Dayton told MPR News the new budget includes key initiatives that could help Minnesota attract business and put people to work. Up to 14,000 people will be employed by a $500 million public works bill Dayton pushed for, he said. Dayton also said he secured $10 million for investment funds that help the state attract and retain businesses.
The governor also discussed jobs he protected when he insisted Republicans drop their push to cut the state's workforce.
"What's not in the budget is the proposal to cut state employees by an arbitrary 15 percent over the next four years," Dayton said. "Removing that protects about 5,000 jobs that would have otherwise been eliminated."
The budget will mean some state worker lay-offs, Dayton said, but he indicated that agency heads will work to protect workers by relying on retirements and cutting costs elsewhere.
The governor is disappointed the budget did not include greater investment in higher education and K-12 schools, areas that he said make the state's workforce attractive to businesses.
A portion of the budget specifically for business attraction is a tax break aimed at companies seeking to build large data centers. The tax bill allows companies that build data centers in Minnesota to exempt sales taxes for energy use, software and computer equipment.
The tax credit will encourage those companies to build in the state, said Minnesota High Tech Association President Margaret Anderson Kelliher, who used to be Speaker of the Minnesota House.
Each data center employs about 200 people and more centers will be needed as consumers rely more on mobile devices and computers, Kelliher said.
"There's more transfer happening to the cloud. People hear about the cloud a lot," Kelliher said. "Well, one of the ways the cloud works and the important part of the cloud working is having these data centers where the data is stored and protected and kept."
Republicans are focusing on other tax policy — the taxes they kept from being raised. Senate Majority Leader Amy Koch and House Speaker Kurt Zellers both said the governor's push to raise income taxes on Minnesota's top earners would have hurt job growth.
Also, eliminating a tax on health care providers will help employers, Koch said. The tax is scheduled to expire in 2019 but could terminate earlier when the federal health care law kicks in. Koch said the tax cut could help spur job growth in the state's health care sector.
"Taxes overall, in the state of Minnesota, are incredibly high so anytime we can get rid of one is key. And this one has been particularly problematic for many small businesses and large providers like Mayo Clinic. "
But Republicans lost their push for other business tax cuts. At the start of the session, GOP legislative leaders said business tax cuts would help create jobs even in the face of a state budget deficit of $5 billion. They eventually dropped the plan.
A big achievement of the session is the law that will speed up environmental reviews, said the state's top business group, the Minnesota Chamber of Commerce. The law will help Minnesota compete for existing or new business development, Tom Hesse, vice president of government affairs for the chamber.

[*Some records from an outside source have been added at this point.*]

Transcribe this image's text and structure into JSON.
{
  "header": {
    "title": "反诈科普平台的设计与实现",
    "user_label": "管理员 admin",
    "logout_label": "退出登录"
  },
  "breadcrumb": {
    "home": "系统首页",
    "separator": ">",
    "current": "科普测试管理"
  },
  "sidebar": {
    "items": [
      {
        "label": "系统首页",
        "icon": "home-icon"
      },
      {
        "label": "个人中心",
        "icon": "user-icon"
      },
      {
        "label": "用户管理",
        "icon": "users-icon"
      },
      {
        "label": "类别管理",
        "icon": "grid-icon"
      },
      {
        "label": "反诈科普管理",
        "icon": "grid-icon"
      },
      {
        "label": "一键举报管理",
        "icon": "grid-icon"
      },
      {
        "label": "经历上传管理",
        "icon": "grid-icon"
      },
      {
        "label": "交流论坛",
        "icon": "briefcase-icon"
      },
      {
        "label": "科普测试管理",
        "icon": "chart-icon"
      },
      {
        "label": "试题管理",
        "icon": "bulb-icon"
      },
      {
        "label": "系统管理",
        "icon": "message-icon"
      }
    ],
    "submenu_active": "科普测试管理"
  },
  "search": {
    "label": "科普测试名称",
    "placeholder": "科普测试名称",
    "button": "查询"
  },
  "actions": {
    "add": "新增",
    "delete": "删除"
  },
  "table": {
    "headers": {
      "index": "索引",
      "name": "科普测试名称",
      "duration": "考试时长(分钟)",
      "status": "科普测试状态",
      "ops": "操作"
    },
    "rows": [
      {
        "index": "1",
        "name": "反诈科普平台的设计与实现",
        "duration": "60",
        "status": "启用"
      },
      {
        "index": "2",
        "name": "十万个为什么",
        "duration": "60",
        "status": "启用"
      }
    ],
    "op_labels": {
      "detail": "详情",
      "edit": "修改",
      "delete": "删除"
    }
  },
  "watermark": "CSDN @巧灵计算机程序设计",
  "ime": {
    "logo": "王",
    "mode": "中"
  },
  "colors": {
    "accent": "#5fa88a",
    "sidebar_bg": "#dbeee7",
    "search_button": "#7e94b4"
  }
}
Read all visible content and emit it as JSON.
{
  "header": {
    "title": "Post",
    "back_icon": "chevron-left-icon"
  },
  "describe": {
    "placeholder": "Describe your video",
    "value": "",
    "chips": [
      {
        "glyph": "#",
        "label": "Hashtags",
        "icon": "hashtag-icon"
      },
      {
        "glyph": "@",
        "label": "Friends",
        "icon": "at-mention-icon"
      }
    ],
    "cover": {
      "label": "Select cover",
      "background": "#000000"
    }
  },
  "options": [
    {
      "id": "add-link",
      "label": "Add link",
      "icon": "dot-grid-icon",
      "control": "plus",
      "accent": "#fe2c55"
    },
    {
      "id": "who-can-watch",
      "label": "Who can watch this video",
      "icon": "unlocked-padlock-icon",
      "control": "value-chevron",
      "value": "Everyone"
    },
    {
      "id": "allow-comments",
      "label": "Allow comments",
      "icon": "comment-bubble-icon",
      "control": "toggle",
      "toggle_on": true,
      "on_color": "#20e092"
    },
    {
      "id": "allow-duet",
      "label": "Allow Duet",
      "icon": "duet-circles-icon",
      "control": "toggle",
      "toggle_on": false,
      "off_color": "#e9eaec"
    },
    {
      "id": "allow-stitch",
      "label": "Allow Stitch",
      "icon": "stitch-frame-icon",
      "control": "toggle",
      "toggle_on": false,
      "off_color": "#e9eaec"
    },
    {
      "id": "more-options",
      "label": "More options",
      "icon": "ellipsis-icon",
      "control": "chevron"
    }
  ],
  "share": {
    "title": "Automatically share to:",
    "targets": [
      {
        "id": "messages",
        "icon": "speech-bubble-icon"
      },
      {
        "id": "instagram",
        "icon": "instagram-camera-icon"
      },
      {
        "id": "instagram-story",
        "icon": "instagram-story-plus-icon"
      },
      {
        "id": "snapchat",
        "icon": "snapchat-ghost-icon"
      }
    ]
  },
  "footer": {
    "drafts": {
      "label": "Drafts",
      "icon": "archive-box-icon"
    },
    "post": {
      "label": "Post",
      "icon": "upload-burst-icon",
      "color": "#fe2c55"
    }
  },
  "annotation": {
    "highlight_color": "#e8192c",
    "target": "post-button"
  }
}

"What we always heard from members when we talked about permits around the state, is that what takes years in Minnesota takes months in other states," Hesse said. "The reforms that were passed early on in the legislative session should help address that."
Both Dayton and GOP legislative leaders said they're already focusing on the future. Dayton intends in the next few months to talk with business leaders about bringing more companies to Minnesota. Koch expects lawmakers to focus on another round of business tax cuts when they return for the 2012 legislative session.
Tom Scheck covers politics and government for MPR News.